Do yourself a favor and be honest with you. When you really don’t want to do something, don’t use time as an excuse. Say it’s not a priority. This works in your personal life as much as your professional life (actually we only have one life, which makes this conversation even more important). The result should be that you take a harder look at your priorities and start considering upsides and downsides to your decisions. It only takes a second…you are all smart. If you refuse to use time as your excuse and candidly admit you’re constantly making priorities, you might just find that the things that need to get done, get done and on time.

© 2014 Dan Weedin. All Rights Reserved

Have you been putting off buying Unleashed? Now better TIME than now!

Click here to purchase


Extra Points – Time

Time.Captain Jack

There seems to be a recurring theme in recent conversations with my coaching and mentoring clients. It goes something like this, “Boy, I’m so slammed with time now, I don’t know how to add something else.” That “something else” is normally an activity or a behavior that works towards meeting an objective.

Time is not a resource issue, it’s a priority issue. We all have the same amount of time. Regardless of position, influence, or money; we all play on the same field of 24 hours. Time can’t be managed, but priorities are always being made.

Here is one thing to consider with time that might help you. What distractions are devouring your time? Social media? Internet news? Candy Crush? It might even be things that aren’t as obvious like email “dings” announcing their arrival; co-workers interrupting you; and the insidious doing work that should be delegated to someone else but you’re unwilling to give it up. In the end, you have to make time decisions based on priority. You have control over distractions, whether self-inflicted by you or others. How you deal with priorities will ultimately determine how effective, productive, and happy you are.

© 2014 Dan Weedin. All Rights Reserved

This week’s quote –

Ticking away the moments that make up a dull day
Fritter and waste the hours in an off-hand way
Kicking around on a piece of ground in your home town
Waiting for someone or something to show you the way ~ Pink Floyd, “Time”

Libby and Dan Part 2 – Time Management & Speaking

This is the second of a three-part series with Libby Wagner and Dan Weedin from their presentation at the Seattle Chamber of Commerce last month. This episode focuses on time management techniques from Libby and speaking strategies from Dan.

For some reason, this video is not being embedded. Sometimes technology doesn’t cooperate. To watch the video, click here.

© 2010 Dan Weedin. All Rights Reserved

This Killing Time…Is It Killing You?

How do you manage time?

As I write this, my computer is being worked on to update things.  I say “things” because I have no idea what they are, nor do I want to.  The deal is that I’m highly dependent on being on the computer to do things like write articles and blog posts.

While Justin works on fixing the minor irritations I have with technology, I’ve pulled out my MacBook and started working.  I’ve read by RSS Feed, caught up on reading the newspapers online, updated my new forum, posted a Tweet for my Rotary Club, and am now writing this blog post.

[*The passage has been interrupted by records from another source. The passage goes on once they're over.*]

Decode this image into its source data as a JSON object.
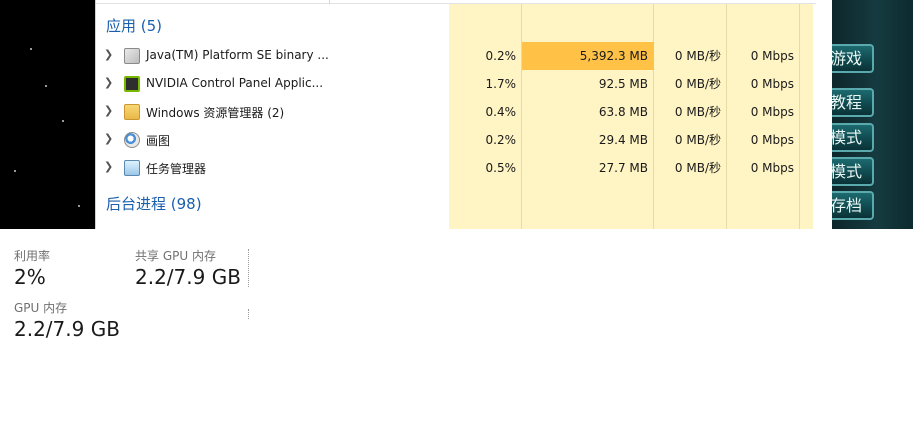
{
  "game_menu": {
    "items": [
      "游戏",
      "教程",
      "模式",
      "模式",
      "存档"
    ]
  },
  "task_manager": {
    "apps_header": "应用 (5)",
    "background_header": "后台进程 (98)",
    "apps": [
      {
        "name": "Java(TM) Platform SE binary ...",
        "cpu": "0.2%",
        "memory": "5,392.3 MB",
        "disk": "0 MB/秒",
        "network": "0 Mbps",
        "icon": "java-icon"
      },
      {
        "name": "NVIDIA Control Panel Applic...",
        "cpu": "1.7%",
        "memory": "92.5 MB",
        "disk": "0 MB/秒",
        "network": "0 Mbps",
        "icon": "nvidia-icon"
      },
      {
        "name": "Windows 资源管理器 (2)",
        "cpu": "0.4%",
        "memory": "63.8 MB",
        "disk": "0 MB/秒",
        "network": "0 Mbps",
        "icon": "folder-icon"
      },
      {
        "name": "画图",
        "cpu": "0.2%",
        "memory": "29.4 MB",
        "disk": "0 MB/秒",
        "network": "0 Mbps",
        "icon": "paint-icon"
      },
      {
        "name": "任务管理器",
        "cpu": "0.5%",
        "memory": "27.7 MB",
        "disk": "0 MB/秒",
        "network": "0 Mbps",
        "icon": "task-manager-icon"
      }
    ],
    "colors": {
      "group_header": "#1b5fad",
      "heat_light": "#fff4c4",
      "heat_high": "#ffc247"
    }
  },
  "gpu_stats": {
    "utilization_label": "利用率",
    "utilization_value": "2%",
    "shared_label": "共享 GPU 内存",
    "shared_value": "2.2/7.9 GB",
    "dedicated_label": "GPU 内存",
    "dedicated_value": "2.2/7.9 GB"
  }
}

Technology has made it simpler for us to work and be efficient in my time.  Too many of us don’t think big enough when trying to determine how to not waste time.  I used to bemoan the fact that my big “project” was losing momentum if I was delayed in accessing it.  Now, I realize there are several smaller projects I can complete and get off my table.  In the end, I’m being productive. What about you?

One tip is to always be prepared with a back up plan.  Carry a book, have an audio book on your iPod or MP3, keep a pad and pen to jot notes, or just have that next “to-do” handy in case something comes up to derail your plans.  It’s not about always needing to be busy.  Sometimes, you may just need to think.  That’s why you carry something to write down all those great ideas.

Don’t just kill time.  Make it useful.  Be prepared with your lap top, your book, or your iPod to be effective and efficient.  You will find you will get more done giving you more discretionary time in the end.